ALEX MEYER / SENIOR WRITER
The LIGHTS program has fairly simple goals, such as building small businesses, creating jobs and attracting private investment to Southeast Ohio and nearby Appalachian counties that otherwise might not see such resources.
The program, an acronym for “Leveraging Innovation Gateways and Hubs Toward Sustainability,” was established through a $2 million grant to Ohio University from the Appalachian Regional Commission in August. The initiative, collaboratively organized with OU’s Innovation Center, aims to help “coal-impacted communities” across 28 counties in Ohio, Kentucky and West Virginia.
But for Jennifer Simon, such goals carry greater significance in that they apply to residents living towns like Waterford in Washington County, where she grew up. Twenty-five years ago, a nearby coal mine shut down, Simon, the executive director of regional innovation said, and the American Electric Power plant near the town closed in 2015 as well, according to The Columbus Dispatch.

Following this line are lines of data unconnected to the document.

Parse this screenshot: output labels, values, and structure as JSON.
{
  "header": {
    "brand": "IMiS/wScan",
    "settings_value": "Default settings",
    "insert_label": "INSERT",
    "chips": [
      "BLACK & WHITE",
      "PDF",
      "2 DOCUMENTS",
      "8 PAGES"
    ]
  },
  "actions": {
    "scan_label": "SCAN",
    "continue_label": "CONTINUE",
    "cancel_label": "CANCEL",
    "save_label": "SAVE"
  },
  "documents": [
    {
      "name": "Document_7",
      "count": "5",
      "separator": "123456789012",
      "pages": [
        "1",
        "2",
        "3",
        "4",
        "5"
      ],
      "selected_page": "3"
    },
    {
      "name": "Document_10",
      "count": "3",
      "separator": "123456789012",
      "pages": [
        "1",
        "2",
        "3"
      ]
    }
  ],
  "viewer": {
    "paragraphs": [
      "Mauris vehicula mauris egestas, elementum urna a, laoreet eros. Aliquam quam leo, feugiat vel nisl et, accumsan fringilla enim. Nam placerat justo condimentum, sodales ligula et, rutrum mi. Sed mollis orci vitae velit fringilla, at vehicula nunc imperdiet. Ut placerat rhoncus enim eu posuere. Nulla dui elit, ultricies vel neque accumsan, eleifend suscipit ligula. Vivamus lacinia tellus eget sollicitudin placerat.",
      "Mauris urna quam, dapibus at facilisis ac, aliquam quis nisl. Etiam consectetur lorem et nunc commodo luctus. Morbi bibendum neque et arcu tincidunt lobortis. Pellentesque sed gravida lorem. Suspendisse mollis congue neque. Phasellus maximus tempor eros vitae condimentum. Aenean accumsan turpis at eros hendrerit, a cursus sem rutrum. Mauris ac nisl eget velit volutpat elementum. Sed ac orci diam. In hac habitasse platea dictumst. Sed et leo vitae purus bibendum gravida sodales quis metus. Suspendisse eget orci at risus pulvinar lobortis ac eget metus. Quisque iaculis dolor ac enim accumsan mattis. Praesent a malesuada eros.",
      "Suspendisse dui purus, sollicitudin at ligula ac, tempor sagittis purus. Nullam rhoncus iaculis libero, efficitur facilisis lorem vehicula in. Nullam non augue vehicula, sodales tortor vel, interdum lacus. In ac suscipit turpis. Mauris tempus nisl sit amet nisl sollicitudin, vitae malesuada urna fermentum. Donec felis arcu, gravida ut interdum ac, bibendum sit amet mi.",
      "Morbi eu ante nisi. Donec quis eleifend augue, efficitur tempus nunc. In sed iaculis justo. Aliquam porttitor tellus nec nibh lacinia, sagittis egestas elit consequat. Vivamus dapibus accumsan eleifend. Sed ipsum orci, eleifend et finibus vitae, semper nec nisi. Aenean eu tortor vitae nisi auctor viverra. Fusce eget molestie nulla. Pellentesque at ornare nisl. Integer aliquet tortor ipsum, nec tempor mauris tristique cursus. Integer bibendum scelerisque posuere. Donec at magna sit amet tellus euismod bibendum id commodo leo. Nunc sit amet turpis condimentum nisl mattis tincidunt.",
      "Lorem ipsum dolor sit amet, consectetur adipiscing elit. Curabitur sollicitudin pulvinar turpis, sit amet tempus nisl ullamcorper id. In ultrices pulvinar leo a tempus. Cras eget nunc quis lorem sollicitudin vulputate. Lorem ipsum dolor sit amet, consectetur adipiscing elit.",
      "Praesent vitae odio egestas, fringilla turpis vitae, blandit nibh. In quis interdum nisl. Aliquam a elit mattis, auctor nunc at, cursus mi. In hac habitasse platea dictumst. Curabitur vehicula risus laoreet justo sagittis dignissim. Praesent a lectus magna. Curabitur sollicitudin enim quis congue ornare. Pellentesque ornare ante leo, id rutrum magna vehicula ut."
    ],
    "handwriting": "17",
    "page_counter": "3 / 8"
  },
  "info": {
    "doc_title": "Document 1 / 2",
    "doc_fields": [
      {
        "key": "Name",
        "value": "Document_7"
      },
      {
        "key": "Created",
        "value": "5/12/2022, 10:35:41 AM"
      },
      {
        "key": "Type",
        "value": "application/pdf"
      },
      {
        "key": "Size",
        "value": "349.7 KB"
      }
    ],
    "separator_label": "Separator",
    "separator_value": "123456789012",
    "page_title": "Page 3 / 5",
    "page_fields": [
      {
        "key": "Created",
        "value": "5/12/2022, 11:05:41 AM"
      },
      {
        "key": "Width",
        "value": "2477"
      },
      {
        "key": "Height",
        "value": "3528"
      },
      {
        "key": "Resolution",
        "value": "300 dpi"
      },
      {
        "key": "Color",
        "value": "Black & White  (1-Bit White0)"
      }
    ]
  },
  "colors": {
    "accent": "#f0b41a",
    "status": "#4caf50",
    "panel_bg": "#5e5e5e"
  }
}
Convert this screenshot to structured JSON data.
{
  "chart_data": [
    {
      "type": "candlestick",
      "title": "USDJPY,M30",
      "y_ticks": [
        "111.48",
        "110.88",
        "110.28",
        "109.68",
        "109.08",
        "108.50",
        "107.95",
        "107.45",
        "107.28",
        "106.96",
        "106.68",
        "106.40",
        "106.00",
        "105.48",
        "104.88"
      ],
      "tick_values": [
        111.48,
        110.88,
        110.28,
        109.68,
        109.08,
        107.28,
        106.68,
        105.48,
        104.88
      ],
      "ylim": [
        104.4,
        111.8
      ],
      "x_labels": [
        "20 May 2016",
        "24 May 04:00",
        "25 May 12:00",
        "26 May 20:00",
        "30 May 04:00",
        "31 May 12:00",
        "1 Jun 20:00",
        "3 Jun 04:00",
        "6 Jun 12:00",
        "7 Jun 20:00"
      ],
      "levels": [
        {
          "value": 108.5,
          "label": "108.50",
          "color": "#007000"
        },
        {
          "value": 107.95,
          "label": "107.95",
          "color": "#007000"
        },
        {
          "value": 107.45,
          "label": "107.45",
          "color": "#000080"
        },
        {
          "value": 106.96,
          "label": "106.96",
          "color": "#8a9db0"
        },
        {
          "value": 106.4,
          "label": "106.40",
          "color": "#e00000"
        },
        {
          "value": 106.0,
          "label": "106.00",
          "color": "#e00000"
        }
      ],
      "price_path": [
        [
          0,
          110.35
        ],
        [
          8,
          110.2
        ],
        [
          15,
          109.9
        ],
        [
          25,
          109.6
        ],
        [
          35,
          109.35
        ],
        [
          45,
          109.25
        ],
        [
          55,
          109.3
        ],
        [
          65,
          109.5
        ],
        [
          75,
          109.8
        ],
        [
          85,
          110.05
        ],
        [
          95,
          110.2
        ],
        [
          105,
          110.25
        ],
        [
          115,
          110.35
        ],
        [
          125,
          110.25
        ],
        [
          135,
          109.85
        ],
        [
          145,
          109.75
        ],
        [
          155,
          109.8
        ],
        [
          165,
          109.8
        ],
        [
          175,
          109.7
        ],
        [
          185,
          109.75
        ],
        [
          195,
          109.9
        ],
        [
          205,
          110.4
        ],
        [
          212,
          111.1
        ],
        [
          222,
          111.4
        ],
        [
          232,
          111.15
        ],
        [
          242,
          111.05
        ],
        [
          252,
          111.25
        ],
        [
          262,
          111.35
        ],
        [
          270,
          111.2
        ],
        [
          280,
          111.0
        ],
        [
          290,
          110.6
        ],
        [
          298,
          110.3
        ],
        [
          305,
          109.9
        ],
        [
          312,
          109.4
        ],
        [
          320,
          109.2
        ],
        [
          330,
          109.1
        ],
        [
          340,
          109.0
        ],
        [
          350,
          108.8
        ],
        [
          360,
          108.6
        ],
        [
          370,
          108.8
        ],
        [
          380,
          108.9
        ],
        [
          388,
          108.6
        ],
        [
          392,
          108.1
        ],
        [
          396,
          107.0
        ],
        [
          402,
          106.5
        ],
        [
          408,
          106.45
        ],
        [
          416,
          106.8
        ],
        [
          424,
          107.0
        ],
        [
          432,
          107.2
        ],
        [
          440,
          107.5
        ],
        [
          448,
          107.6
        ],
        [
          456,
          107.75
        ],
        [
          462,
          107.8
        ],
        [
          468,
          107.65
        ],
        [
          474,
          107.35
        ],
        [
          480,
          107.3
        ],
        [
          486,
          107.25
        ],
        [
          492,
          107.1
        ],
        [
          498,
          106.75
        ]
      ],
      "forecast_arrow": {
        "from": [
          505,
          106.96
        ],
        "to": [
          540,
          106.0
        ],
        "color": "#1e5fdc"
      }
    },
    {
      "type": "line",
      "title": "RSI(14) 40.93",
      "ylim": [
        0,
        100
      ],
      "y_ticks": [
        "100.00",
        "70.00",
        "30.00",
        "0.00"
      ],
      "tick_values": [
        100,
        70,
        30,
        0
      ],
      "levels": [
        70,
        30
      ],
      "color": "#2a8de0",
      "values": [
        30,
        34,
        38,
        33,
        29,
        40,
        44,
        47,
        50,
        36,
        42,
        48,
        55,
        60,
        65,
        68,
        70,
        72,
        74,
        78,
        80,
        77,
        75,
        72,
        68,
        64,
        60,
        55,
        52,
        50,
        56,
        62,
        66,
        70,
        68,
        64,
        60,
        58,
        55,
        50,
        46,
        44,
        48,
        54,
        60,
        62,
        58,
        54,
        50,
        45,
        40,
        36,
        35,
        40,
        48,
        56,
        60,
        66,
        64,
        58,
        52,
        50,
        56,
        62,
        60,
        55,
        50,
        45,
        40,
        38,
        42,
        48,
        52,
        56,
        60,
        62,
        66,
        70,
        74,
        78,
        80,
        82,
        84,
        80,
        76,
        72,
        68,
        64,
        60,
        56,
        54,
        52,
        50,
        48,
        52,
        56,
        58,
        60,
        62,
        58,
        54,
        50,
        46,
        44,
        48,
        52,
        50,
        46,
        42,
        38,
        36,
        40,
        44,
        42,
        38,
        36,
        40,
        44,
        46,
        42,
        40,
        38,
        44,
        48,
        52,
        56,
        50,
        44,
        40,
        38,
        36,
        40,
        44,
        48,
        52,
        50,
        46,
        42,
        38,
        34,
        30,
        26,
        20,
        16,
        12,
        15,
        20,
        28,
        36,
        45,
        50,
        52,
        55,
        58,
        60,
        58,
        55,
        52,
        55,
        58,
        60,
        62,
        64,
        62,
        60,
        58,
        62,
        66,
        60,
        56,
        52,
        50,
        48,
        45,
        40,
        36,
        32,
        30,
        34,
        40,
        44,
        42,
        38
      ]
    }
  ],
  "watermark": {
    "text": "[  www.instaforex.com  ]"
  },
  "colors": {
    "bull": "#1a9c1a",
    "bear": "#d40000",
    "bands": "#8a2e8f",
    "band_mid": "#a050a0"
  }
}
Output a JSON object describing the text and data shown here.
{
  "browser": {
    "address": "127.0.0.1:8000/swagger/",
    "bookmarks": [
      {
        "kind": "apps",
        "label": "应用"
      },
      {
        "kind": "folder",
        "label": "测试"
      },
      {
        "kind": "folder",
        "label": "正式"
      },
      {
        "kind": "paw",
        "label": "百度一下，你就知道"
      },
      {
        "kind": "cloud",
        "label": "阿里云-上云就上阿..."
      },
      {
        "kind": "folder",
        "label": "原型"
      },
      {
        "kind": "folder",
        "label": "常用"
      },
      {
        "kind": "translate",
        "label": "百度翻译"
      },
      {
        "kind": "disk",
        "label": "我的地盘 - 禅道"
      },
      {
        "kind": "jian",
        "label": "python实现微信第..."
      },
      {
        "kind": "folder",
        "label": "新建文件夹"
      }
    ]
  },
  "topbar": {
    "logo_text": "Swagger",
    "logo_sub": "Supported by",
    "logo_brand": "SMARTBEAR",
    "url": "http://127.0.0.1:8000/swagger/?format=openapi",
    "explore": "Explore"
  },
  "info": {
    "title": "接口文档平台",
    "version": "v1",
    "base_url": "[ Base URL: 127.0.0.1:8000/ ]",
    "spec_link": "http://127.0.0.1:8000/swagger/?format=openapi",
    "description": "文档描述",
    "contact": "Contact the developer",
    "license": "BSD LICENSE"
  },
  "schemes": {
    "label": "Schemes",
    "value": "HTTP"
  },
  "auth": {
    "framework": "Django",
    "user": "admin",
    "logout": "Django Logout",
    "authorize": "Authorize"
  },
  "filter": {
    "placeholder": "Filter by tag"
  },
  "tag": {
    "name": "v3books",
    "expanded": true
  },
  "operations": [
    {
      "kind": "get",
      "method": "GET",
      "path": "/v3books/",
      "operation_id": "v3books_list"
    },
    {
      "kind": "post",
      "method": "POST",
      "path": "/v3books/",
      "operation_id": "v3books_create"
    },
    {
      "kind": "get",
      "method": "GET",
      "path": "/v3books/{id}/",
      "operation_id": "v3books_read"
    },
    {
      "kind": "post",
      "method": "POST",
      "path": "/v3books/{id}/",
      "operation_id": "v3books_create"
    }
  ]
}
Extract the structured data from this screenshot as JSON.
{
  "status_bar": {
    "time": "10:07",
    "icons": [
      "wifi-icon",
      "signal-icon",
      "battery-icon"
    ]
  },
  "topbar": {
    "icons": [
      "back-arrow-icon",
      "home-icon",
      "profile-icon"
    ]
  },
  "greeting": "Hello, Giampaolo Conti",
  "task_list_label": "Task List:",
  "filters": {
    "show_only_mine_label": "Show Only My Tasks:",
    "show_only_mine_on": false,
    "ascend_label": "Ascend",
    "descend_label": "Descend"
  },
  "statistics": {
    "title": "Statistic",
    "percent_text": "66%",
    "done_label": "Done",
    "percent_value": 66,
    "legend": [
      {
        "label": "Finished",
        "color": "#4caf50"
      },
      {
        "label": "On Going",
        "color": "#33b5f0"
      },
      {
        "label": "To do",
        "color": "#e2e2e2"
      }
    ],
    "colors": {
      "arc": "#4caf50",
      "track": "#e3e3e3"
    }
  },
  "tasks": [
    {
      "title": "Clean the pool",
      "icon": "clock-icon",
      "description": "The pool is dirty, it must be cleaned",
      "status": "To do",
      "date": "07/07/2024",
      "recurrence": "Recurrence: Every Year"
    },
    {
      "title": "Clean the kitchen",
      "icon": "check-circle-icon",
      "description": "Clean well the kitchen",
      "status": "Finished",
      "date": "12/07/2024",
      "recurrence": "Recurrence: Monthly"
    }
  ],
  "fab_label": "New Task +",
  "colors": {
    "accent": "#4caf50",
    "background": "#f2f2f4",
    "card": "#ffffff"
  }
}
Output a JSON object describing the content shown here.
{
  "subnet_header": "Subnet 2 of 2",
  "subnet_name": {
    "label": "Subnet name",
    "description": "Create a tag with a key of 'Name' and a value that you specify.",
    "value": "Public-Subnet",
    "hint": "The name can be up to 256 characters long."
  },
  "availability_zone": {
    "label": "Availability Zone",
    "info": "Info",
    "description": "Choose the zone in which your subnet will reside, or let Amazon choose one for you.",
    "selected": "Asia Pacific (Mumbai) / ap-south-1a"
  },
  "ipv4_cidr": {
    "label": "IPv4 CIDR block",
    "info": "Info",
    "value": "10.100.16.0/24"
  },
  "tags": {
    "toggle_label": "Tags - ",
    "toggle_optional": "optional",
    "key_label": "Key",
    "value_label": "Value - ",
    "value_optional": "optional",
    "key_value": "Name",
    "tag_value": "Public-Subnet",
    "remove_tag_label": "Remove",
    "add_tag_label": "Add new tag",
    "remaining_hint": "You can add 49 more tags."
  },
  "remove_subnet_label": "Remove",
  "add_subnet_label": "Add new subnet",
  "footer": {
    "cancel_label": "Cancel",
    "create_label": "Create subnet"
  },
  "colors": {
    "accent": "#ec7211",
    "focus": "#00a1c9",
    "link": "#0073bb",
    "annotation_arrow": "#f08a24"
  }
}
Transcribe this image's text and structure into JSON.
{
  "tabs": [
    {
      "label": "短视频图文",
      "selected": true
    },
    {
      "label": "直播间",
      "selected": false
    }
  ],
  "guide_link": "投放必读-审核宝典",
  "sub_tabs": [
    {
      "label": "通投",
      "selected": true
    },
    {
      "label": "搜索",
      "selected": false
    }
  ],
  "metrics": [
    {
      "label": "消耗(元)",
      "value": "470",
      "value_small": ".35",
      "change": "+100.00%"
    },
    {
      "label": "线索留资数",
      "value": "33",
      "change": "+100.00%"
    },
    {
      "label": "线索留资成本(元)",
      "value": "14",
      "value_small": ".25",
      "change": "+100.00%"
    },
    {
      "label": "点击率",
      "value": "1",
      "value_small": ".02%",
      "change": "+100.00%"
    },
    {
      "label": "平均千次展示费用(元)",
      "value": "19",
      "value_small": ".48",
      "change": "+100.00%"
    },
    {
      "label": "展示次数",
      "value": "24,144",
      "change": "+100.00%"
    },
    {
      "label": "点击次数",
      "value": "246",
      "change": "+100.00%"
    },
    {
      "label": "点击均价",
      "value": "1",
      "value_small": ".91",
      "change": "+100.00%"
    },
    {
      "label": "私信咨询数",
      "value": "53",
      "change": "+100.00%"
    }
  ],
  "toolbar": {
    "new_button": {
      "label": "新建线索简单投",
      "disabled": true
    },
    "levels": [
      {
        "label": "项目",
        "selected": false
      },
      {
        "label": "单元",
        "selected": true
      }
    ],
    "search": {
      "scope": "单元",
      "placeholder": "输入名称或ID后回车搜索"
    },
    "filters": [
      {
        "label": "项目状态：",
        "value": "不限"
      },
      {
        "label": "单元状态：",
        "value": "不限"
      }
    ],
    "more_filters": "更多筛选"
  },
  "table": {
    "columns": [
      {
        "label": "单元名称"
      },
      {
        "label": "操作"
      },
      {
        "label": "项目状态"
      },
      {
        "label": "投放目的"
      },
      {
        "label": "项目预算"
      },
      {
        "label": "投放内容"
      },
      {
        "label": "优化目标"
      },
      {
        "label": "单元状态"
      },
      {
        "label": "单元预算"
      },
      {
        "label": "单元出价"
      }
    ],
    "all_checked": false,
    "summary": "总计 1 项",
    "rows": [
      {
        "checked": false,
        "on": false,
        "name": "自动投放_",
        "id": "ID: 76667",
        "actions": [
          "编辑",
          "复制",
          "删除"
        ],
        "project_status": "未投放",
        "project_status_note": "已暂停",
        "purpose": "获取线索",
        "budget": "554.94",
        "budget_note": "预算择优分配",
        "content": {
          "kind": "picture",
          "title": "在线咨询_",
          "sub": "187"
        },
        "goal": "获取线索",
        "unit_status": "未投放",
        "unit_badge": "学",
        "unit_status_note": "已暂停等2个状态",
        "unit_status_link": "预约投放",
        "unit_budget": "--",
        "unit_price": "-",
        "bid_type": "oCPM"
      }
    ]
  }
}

After those big-time regional employers closed up shop, Simon said there was a large cohort of people left without jobs.
“Even though it’s gone, the skills remain and the people are still there,” Simon said. “People in our region know how to use their hands.”
Through LIGHTS, Simon aims to provide entrepreneurs in the region places where they can use those hands — whether that be to make products or to start their own businesses.
LIGHTS offers business assistance to entrepreneurs while helping them to create the products. The program also serves up “makerspaces” where such products can be manufactured.
Such makerspaces, listed on the program’s website, are community hubs where people can use 3D printers or practice their woodworking, fabrication and jewelry-making, among other skills. The program also works with other manufacturers for more advanced production, Simon said.
One of the makerspaces associated with LIGHTS is the Building Bridges to Careers Epicenter in Marietta, which began in January. Epicenter is one of eight programs within Building Bridges to Careers, an organization that aims to connect students, parents and teachers with businesses and employers.
Tasha Werry, the organization's facilitator, said the Epicenter works with three entrepreneurs in-residence to provide incubation and development. Among them are an online magazine, a videographer and an insurance company, she said.
“The reason why we did this is because a lot of people aren’t going to drive hour and a half, two hours to the campus of Ohio University to start a business or to make something,” Simon said. “They want to do it in their backyards.”
The program has lofty goals: create 1,100 jobs, start 125 businesses and bring in $25 million in private investment to the 28-county area within six years.
Between its start in October and the end of the calendar year, LIGHTS created 10 new businesses and about 10 new jobs, generated $191,000 in private investment, held 13 training events and involved 317 participants, Simon said.
Stacy Strauss, director of the Innovation Center, said the incubator works closely with LIGHTS to support entrepreneurs develop products.
“Given the nature of the work that the Innovation Center and LIGHTS both do, there have already been several examples of the two staffs combining efforts to expedite the success of burgeoning companies,” Strauss said in an email.
Through the rest of the year, Simon says she aims to expand the centers, acquire new equipment and look for new funding sources. But at the end of the day, her main goal is still to help people living in towns like Waterford.
“If we don’t come in and make sure that people in communities like mine have an opportunity to connect with different types of resources that fit with what they’re doing, then we’ll lose people.”
Photos by: Emily Matthews / Photo Editor
Developed by: Seth Archer / Digital Managing Editor